--- SOURCE INFORMATION Enclosed Below ---
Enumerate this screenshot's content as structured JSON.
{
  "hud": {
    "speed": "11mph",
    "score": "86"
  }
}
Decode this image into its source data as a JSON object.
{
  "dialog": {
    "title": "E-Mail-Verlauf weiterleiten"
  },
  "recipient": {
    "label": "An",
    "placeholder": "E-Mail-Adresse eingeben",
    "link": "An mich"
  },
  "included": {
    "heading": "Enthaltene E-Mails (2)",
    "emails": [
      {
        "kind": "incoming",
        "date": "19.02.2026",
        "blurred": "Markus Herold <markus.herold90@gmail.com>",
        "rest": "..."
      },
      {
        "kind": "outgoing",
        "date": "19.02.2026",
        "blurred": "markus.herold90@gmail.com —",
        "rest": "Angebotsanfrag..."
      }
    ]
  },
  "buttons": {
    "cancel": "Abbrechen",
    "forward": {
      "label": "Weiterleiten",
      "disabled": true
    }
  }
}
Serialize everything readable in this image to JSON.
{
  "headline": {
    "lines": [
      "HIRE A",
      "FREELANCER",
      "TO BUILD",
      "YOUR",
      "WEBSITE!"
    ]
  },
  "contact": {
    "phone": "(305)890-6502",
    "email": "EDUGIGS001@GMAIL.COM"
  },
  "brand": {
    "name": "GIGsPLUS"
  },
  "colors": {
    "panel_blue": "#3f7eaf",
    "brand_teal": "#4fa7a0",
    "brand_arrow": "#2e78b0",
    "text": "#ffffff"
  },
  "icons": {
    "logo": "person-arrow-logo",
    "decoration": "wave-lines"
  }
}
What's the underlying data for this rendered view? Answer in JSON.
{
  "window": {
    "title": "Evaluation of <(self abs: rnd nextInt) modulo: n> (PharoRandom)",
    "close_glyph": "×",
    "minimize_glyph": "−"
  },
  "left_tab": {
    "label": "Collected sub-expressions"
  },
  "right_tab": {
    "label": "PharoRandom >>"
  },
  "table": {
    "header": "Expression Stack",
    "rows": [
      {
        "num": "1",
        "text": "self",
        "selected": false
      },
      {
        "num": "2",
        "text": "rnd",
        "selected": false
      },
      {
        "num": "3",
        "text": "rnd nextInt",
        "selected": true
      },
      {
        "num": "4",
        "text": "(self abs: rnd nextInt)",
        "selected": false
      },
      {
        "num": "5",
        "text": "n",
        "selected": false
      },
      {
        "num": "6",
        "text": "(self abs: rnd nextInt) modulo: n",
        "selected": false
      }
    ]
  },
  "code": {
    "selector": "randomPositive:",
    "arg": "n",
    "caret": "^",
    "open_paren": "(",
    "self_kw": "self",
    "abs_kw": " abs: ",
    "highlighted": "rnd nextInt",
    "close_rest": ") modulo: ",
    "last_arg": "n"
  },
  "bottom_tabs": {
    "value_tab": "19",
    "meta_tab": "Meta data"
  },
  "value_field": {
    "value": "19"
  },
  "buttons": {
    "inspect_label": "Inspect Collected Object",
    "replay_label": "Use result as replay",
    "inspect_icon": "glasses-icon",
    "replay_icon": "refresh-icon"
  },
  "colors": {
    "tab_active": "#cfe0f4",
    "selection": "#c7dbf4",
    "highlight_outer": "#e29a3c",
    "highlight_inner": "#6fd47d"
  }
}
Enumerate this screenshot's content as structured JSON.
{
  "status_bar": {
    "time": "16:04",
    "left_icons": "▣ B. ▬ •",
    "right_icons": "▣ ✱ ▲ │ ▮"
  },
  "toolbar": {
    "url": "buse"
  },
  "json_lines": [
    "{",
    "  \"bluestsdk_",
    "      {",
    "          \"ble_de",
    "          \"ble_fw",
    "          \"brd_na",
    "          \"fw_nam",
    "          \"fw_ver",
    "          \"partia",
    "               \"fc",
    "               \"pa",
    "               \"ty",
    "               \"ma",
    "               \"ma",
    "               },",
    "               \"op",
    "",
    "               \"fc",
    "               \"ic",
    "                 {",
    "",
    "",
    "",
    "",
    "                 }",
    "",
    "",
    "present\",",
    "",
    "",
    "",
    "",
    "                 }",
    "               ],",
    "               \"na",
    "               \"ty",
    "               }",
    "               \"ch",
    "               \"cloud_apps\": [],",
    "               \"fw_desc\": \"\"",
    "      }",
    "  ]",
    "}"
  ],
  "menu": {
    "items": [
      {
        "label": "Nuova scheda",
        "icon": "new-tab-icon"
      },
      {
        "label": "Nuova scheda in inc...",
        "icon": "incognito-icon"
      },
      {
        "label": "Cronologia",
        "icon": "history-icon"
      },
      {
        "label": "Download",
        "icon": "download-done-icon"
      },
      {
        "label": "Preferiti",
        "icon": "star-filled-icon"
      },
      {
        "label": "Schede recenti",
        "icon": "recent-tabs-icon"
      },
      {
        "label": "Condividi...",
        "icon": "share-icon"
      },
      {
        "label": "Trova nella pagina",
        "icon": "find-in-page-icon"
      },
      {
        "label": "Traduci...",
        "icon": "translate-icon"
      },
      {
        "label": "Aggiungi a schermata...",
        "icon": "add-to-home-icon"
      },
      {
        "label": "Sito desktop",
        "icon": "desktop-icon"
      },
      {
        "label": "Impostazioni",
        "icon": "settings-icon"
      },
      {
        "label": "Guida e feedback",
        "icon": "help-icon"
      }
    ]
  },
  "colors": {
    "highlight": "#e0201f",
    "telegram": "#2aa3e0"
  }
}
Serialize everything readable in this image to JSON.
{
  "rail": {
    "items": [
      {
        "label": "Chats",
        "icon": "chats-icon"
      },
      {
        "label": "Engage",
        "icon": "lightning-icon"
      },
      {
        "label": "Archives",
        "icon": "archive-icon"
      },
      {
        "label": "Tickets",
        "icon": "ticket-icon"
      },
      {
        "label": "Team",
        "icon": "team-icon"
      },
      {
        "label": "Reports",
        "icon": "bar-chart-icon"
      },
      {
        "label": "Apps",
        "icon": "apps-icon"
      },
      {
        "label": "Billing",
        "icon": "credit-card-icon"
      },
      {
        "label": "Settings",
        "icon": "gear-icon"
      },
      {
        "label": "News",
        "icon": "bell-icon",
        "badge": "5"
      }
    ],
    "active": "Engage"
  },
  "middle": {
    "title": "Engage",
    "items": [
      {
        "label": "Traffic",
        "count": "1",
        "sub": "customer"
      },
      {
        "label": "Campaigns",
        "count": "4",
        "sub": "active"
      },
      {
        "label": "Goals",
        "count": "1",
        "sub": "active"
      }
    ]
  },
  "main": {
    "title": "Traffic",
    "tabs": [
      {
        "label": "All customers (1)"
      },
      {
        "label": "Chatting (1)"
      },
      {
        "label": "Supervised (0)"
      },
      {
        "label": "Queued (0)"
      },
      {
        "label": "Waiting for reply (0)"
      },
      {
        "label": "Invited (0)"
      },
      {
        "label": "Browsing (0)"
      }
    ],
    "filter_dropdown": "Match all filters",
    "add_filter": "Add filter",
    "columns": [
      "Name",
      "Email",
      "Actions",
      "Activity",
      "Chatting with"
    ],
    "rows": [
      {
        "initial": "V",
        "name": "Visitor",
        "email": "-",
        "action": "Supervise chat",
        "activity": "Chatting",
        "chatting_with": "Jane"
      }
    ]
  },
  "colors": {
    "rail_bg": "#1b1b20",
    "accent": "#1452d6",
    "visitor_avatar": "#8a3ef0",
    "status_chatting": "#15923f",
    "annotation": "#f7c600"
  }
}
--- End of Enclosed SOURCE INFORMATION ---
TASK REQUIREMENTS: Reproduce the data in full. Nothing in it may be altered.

RESPONSE TO THE EXERCISE:
Enumerate this screenshot's content as structured JSON.
{
  "hud": {
    "speed": "11mph",
    "score": "86"
  }
}
Decode this image into its source data as a JSON object.
{
  "dialog": {
    "title": "E-Mail-Verlauf weiterleiten"
  },
  "recipient": {
    "label": "An",
    "placeholder": "E-Mail-Adresse eingeben",
    "link": "An mich"
  },
  "included": {
    "heading": "Enthaltene E-Mails (2)",
    "emails": [
      {
        "kind": "incoming",
        "date": "19.02.2026",
        "blurred": "Markus Herold <markus.herold90@gmail.com>",
        "rest": "..."
      },
      {
        "kind": "outgoing",
        "date": "19.02.2026",
        "blurred": "markus.herold90@gmail.com —",
        "rest": "Angebotsanfrag..."
      }
    ]
  },
  "buttons": {
    "cancel": "Abbrechen",
    "forward": {
      "label": "Weiterleiten",
      "disabled": true
    }
  }
}
Serialize everything readable in this image to JSON.
{
  "headline": {
    "lines": [
      "HIRE A",
      "FREELANCER",
      "TO BUILD",
      "YOUR",
      "WEBSITE!"
    ]
  },
  "contact": {
    "phone": "(305)890-6502",
    "email": "EDUGIGS001@GMAIL.COM"
  },
  "brand": {
    "name": "GIGsPLUS"
  },
  "colors": {
    "panel_blue": "#3f7eaf",
    "brand_teal": "#4fa7a0",
    "brand_arrow": "#2e78b0",
    "text": "#ffffff"
  },
  "icons": {
    "logo": "person-arrow-logo",
    "decoration": "wave-lines"
  }
}
What's the underlying data for this rendered view? Answer in JSON.
{
  "window": {
    "title": "Evaluation of <(self abs: rnd nextInt) modulo: n> (PharoRandom)",
    "close_glyph": "×",
    "minimize_glyph": "−"
  },
  "left_tab": {
    "label": "Collected sub-expressions"
  },
  "right_tab": {
    "label": "PharoRandom >>"
  },
  "table": {
    "header": "Expression Stack",
    "rows": [
      {
        "num": "1",
        "text": "self",
        "selected": false
      },
      {
        "num": "2",
        "text": "rnd",
        "selected": false
      },
      {
        "num": "3",
        "text": "rnd nextInt",
        "selected": true
      },
      {
        "num": "4",
        "text": "(self abs: rnd nextInt)",
        "selected": false
      },
      {
        "num": "5",
        "text": "n",
        "selected": false
      },
      {
        "num": "6",
        "text": "(self abs: rnd nextInt) modulo: n",
        "selected": false
      }
    ]
  },
  "code": {
    "selector": "randomPositive:",
    "arg": "n",
    "caret": "^",
    "open_paren": "(",
    "self_kw": "self",
    "abs_kw": " abs: ",
    "highlighted": "rnd nextInt",
    "close_rest": ") modulo: ",
    "last_arg": "n"
  },
  "bottom_tabs": {
    "value_tab": "19",
    "meta_tab": "Meta data"
  },
  "value_field": {
    "value": "19"
  },
  "buttons": {
    "inspect_label": "Inspect Collected Object",
    "replay_label": "Use result as replay",
    "inspect_icon": "glasses-icon",
    "replay_icon": "refresh-icon"
  },
  "colors": {
    "tab_active": "#cfe0f4",
    "selection": "#c7dbf4",
    "highlight_outer": "#e29a3c",
    "highlight_inner": "#6fd47d"
  }
}
Enumerate this screenshot's content as structured JSON.
{
  "status_bar": {
    "time": "16:04",
    "left_icons": "▣ B. ▬ •",
    "right_icons": "▣ ✱ ▲ │ ▮"
  },
  "toolbar": {
    "url": "buse"
  },
  "json_lines": [
    "{",
    "  \"bluestsdk_",
    "      {",
    "          \"ble_de",
    "          \"ble_fw",
    "          \"brd_na",
    "          \"fw_nam",
    "          \"fw_ver",
    "          \"partia",
    "               \"fc",
    "               \"pa",
    "               \"ty",
    "               \"ma",
    "               \"ma",
    "               },",
    "               \"op",
    "",
    "               \"fc",
    "               \"ic",
    "                 {",
    "",
    "",
    "",
    "",
    "                 }",
    "",
    "",
    "present\",",
    "",
    "",
    "",
    "",
    "                 }",
    "               ],",
    "               \"na",
    "               \"ty",
    "               }",
    "               \"ch",
    "               \"cloud_apps\": [],",
    "               \"fw_desc\": \"\"",
    "      }",
    "  ]",
    "}"
  ],
  "menu": {
    "items": [
      {
        "label": "Nuova scheda",
        "icon": "new-tab-icon"
      },
      {
        "label": "Nuova scheda in inc...",
        "icon": "incognito-icon"
      },
      {
        "label": "Cronologia",
        "icon": "history-icon"
      },
      {
        "label": "Download",
        "icon": "download-done-icon"
      },
      {
        "label": "Preferiti",
        "icon": "star-filled-icon"
      },
      {
        "label": "Schede recenti",
        "icon": "recent-tabs-icon"
      },
      {
        "label": "Condividi...",
        "icon": "share-icon"
      },
      {
        "label": "Trova nella pagina",
        "icon": "find-in-page-icon"
      },
      {
        "label": "Traduci...",
        "icon": "translate-icon"
      },
      {
        "label": "Aggiungi a schermata...",
        "icon": "add-to-home-icon"
      },
      {
        "label": "Sito desktop",
        "icon": "desktop-icon"
      },
      {
        "label": "Impostazioni",
        "icon": "settings-icon"
      },
      {
        "label": "Guida e feedback",
        "icon": "help-icon"
      }
    ]
  },
  "colors": {
    "highlight": "#e0201f",
    "telegram": "#2aa3e0"
  }
}
Serialize everything readable in this image to JSON.
{
  "rail": {
    "items": [
      {
        "label": "Chats",
        "icon": "chats-icon"
      },
      {
        "label": "Engage",
        "icon": "lightning-icon"
      },
      {
        "label": "Archives",
        "icon": "archive-icon"
      },
      {
        "label": "Tickets",
        "icon": "ticket-icon"
      },
      {
        "label": "Team",
        "icon": "team-icon"
      },
      {
        "label": "Reports",
        "icon": "bar-chart-icon"
      },
      {
        "label": "Apps",
        "icon": "apps-icon"
      },
      {
        "label": "Billing",
        "icon": "credit-card-icon"
      },
      {
        "label": "Settings",
        "icon": "gear-icon"
      },
      {
        "label": "News",
        "icon": "bell-icon",
        "badge": "5"
      }
    ],
    "active": "Engage"
  },
  "middle": {
    "title": "Engage",
    "items": [
      {
        "label": "Traffic",
        "count": "1",
        "sub": "customer"
      },
      {
        "label": "Campaigns",
        "count": "4",
        "sub": "active"
      },
      {
        "label": "Goals",
        "count": "1",
        "sub": "active"
      }
    ]
  },
  "main": {
    "title": "Traffic",
    "tabs": [
      {
        "label": "All customers (1)"
      },
      {
        "label": "Chatting (1)"
      },
      {
        "label": "Supervised (0)"
      },
      {
        "label": "Queued (0)"
      },
      {
        "label": "Waiting for reply (0)"
      },
      {
        "label": "Invited (0)"
      },
      {
        "label": "Browsing (0)"
      }
    ],
    "filter_dropdown": "Match all filters",
    "add_filter": "Add filter",
    "columns": [
      "Name",
      "Email",
      "Actions",
      "Activity",
      "Chatting with"
    ],
    "rows": [
      {
        "initial": "V",
        "name": "Visitor",
        "email": "-",
        "action": "Supervise chat",
        "activity": "Chatting",
        "chatting_with": "Jane"
      }
    ]
  },
  "colors": {
    "rail_bg": "#1b1b20",
    "accent": "#1452d6",
    "visitor_avatar": "#8a3ef0",
    "status_chatting": "#15923f",
    "annotation": "#f7c600"
  }
}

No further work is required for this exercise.